On Monday, 5/9/22, Rich Brown and I (Jim Gain) rendezvoused in Turlock, CA to begin Operation PhotoTrogon. Our target lay deep in the canyons of the Santa Rita and Huachuca mountains in SouthEast Arizona. With plans to traverse the most treacherous terrain filled with cold-blooded reptiles, sharp-spined Saguaro and crafty Coati we departed before the break of dawn.
Counting gas, food and restroom stops, the drive to Tucson is long and tedious and the route options are limited. With an eye for not over-exerting ourselves and getting into an energy deficiency before we even start birding, we opted to stay the first night in Buckeye, a suburb just west of Phoenix. Given that the traffic was best after the morning commute, we decided to leave Turlock at 6:00 am. Our non-stop conversation about all of the exciting target birds we hoped to encounter made the first leg pass quite quickly and after checking in at the Holiday Inn, we went exploring to see what desert birds might be nearby. Looking over the nearby eBird hotspots, we chose the Robbins Butte WA and headed south of town.

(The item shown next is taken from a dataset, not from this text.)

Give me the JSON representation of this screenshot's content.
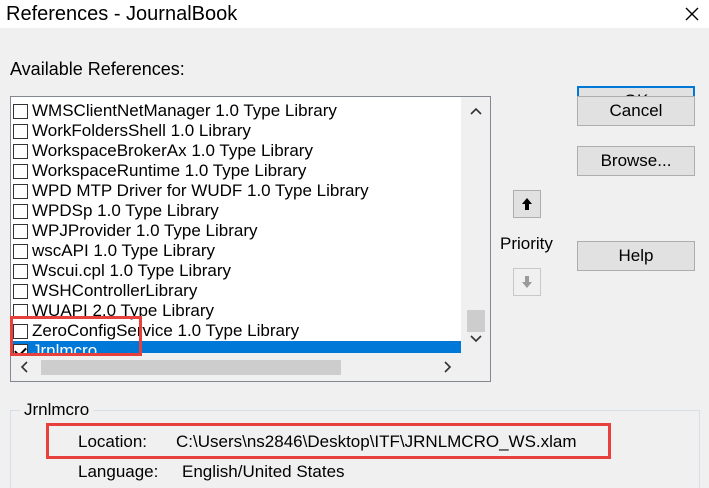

First bird was a Eurasian Collared-Dove, and then a Mourning Dove and then more Mourning Doves. Then a dove with bold white racing stripes on its wings came flying by, our first White-winged Dove of the adventure. Then a Phainopepla was spotted, and then another one.
And then the first of two Greater Roadrunners hopped up along the side of the road, gave us a wary look, and then flew across the road and into a nearby Mesquite tree. Thoughts of “Roadrunner, the coyote is after you” and “BEEP, BEEP!” went through my head.
We found a small group of songbirds which included two female Wilson’s Warblers. After an hour we headed back to the Sundance Golf Course by the hotel hoping to catch some Lesser Nighthawks cruising the pond as we did back in January of last year.
As expected just at sunset, three Lesser Nighthawks suddenly appeared at the far end of the pond and we watched them until it got dark. An enjoyable and relaxing first afternoon of birding Arizona.
Next Stop: Sweetwater Wetlands outside of Tucson.
4 thoughts on “Operation PhotoTrogon”
Margie and I think the Wilson’s Warbler Image is magical. The focus is precise and background is like museum quality painting. The suspense is building to discover if we found the Elegant Trogon:-) Thanks, Rich